Among brands, Apple ranked the highest in the criteria of legal rights, data access, and security
Despite the recent privacy scandals facing tech giants like Facebook, makers of quantified, self-devices such as smart watches and fitness trackers have yet to revamp their privacy policies to address this current climate of public distrust, said a recent report.
The report by the Human Data Commons Foundation evaluated 18 leading companies making these devices across four criteria: legal rights, data collection and sharing, data access and security. Apple received the highest score, at 25 out of 30 points, while Moov got the lowest score, at six out of 30 points.
The report noted a number of privacy issues pervading the industry. For one, several companies combined fitness data with social media data to make marketing profiles of their users.

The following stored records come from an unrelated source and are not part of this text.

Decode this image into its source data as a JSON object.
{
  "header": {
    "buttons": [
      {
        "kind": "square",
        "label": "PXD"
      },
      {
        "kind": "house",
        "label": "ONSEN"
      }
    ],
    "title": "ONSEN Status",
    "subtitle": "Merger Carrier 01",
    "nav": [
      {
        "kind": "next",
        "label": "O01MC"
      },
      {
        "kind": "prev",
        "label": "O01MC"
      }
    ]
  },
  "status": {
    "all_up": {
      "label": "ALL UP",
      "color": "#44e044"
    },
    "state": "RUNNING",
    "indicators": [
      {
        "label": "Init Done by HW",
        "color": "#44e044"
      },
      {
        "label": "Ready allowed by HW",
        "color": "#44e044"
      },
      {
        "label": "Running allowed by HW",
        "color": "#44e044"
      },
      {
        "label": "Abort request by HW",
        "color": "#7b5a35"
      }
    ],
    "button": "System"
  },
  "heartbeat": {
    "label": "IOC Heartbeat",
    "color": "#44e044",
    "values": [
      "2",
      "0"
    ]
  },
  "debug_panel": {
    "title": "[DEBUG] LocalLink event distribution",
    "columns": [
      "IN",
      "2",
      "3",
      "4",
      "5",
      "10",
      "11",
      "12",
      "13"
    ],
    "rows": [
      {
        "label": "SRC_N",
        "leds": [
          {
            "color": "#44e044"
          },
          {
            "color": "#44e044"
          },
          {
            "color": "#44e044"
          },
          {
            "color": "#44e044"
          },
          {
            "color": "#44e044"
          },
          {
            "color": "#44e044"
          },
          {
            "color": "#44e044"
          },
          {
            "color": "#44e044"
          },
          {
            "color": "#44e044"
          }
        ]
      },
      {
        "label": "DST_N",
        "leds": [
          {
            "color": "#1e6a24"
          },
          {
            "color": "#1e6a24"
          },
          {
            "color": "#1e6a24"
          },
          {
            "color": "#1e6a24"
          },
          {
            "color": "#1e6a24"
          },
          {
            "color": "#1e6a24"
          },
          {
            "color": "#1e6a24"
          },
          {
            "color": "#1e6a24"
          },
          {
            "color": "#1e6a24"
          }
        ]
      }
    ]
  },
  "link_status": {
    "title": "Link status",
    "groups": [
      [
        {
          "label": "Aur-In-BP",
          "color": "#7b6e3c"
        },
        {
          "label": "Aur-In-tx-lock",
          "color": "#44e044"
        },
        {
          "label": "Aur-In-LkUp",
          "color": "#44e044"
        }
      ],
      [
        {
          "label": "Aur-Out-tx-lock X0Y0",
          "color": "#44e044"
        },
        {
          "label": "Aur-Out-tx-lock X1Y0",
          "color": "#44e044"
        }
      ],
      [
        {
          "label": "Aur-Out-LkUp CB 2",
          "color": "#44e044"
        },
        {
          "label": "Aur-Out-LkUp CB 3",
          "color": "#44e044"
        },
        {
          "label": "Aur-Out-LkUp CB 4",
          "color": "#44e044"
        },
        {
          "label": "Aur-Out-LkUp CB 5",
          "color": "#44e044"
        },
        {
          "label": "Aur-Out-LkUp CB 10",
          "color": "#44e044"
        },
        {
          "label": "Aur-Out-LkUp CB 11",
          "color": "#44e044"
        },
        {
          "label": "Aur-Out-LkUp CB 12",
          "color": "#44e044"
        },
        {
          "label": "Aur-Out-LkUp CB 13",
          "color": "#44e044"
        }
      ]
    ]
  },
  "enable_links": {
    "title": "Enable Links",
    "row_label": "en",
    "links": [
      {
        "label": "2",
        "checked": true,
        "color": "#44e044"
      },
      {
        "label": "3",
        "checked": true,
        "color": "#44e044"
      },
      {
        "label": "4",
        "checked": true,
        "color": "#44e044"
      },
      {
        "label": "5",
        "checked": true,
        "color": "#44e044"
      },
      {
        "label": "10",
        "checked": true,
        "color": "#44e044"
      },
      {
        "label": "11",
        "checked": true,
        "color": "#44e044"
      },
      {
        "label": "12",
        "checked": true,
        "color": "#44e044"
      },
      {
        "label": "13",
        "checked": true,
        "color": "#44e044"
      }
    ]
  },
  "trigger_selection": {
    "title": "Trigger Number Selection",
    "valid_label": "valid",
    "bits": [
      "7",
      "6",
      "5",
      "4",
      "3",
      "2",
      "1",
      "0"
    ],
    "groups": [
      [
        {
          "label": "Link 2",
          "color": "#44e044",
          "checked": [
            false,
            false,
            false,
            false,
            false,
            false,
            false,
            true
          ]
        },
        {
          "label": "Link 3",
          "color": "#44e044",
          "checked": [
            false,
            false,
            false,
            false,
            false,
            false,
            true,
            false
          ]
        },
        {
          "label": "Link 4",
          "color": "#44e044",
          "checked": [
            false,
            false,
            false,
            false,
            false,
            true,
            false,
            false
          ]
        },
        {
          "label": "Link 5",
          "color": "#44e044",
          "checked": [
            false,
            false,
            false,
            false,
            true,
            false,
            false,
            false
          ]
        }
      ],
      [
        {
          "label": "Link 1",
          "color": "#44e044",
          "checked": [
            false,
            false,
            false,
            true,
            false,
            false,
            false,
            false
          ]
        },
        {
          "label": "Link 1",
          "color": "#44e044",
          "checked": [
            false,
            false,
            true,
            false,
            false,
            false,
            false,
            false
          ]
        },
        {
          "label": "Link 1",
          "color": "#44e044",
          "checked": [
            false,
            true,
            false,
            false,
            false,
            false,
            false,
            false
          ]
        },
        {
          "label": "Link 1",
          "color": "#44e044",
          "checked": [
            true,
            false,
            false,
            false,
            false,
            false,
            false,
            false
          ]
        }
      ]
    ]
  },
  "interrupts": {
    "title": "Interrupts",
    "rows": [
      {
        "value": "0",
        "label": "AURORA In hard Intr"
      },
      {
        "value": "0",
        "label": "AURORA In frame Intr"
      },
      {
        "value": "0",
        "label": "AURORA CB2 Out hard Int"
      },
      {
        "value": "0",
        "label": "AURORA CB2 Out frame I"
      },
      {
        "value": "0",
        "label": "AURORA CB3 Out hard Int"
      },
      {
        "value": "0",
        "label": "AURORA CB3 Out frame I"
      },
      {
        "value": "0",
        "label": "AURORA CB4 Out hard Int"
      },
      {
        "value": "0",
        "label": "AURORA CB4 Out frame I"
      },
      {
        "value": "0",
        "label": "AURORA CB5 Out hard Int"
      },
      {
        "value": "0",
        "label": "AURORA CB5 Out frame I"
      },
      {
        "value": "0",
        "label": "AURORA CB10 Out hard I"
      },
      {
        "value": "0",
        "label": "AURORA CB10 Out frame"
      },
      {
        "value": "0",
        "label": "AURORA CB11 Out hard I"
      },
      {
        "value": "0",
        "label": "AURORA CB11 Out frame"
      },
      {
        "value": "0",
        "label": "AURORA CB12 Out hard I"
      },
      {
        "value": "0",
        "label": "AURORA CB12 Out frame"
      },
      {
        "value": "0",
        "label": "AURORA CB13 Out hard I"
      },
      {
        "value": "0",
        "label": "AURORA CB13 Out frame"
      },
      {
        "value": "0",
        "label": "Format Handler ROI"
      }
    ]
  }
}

Some companies even shared the data they collected to insurance companies, as well as with police in aid of criminal investigations.
Moov and Samsung, who got some of the lowest scores in the overall ranking, “both have aggressive data collection and sharing practices and terms that limit users’ rights.”
Most significantly, the report found that, despite the “tech backlash” that had been sparked by the Cambridge Analytica controversy, which triggered a series of privacy and antitrust investigations into various tech companies, such as AggregateIQ, makers of the aforementioned devices have effected minimal changes, if any, to their privacy policies.
A number of these companies did make an effort to update their policies to comply with the European Union’s General Data Protection Regulation, which lays out a “right to erasure” or a “right to be forgotten,” meaning that users may request that companies delete the personal data they’ve stored. Some companies also attempted to make their policies more readable, even though the users’ legal rights under the policies remained unchanged.
But according to a Dec. 10 news release by the foundation, these companies are still “not doing enough to protect their users’ privacy.”
The report did mention an exception, which is Apple. The company, which brands itself as the “privacy-preserving alternative to Google,” garnered top marks in legal rights, data access and security. It also got the second highest score for data collection and sharing, being only one point behind Casio for that category.
However, the report added that, because Apple’s devices are in such a high price range, there is a danger that consumers will conclude that privacy is “a luxury good for certain individuals, not a fundamental human right.”
“In addition to excluding people who can’t afford the price of privacy, this risks creating a class of people who feel insulated from the negative effects of surveillance capitalism and are less concerned about creating effective legal protections,” the report said.
The Human Data Commons Foundation is a Vancouver-based non-profit that seeks to “empower citizens to build a more equitable and sustainable digital future for all.” It has been releasing its annual report on quantified self-devices since 2017, with the aim of letting consumers know which companies respect their privacy the most, as well as inspiring the tech industry to adopt more privacy-preserving and consumer-friendly practices.
Greg Mullen, co-author of the report, said, “Smart watches and fitness trackers are popular holiday gifts. There are many review sites comparing features and what it’s like to use the fitness trackers and smart watches these companies make. We think it’s just as important to look at how the companies use your data.”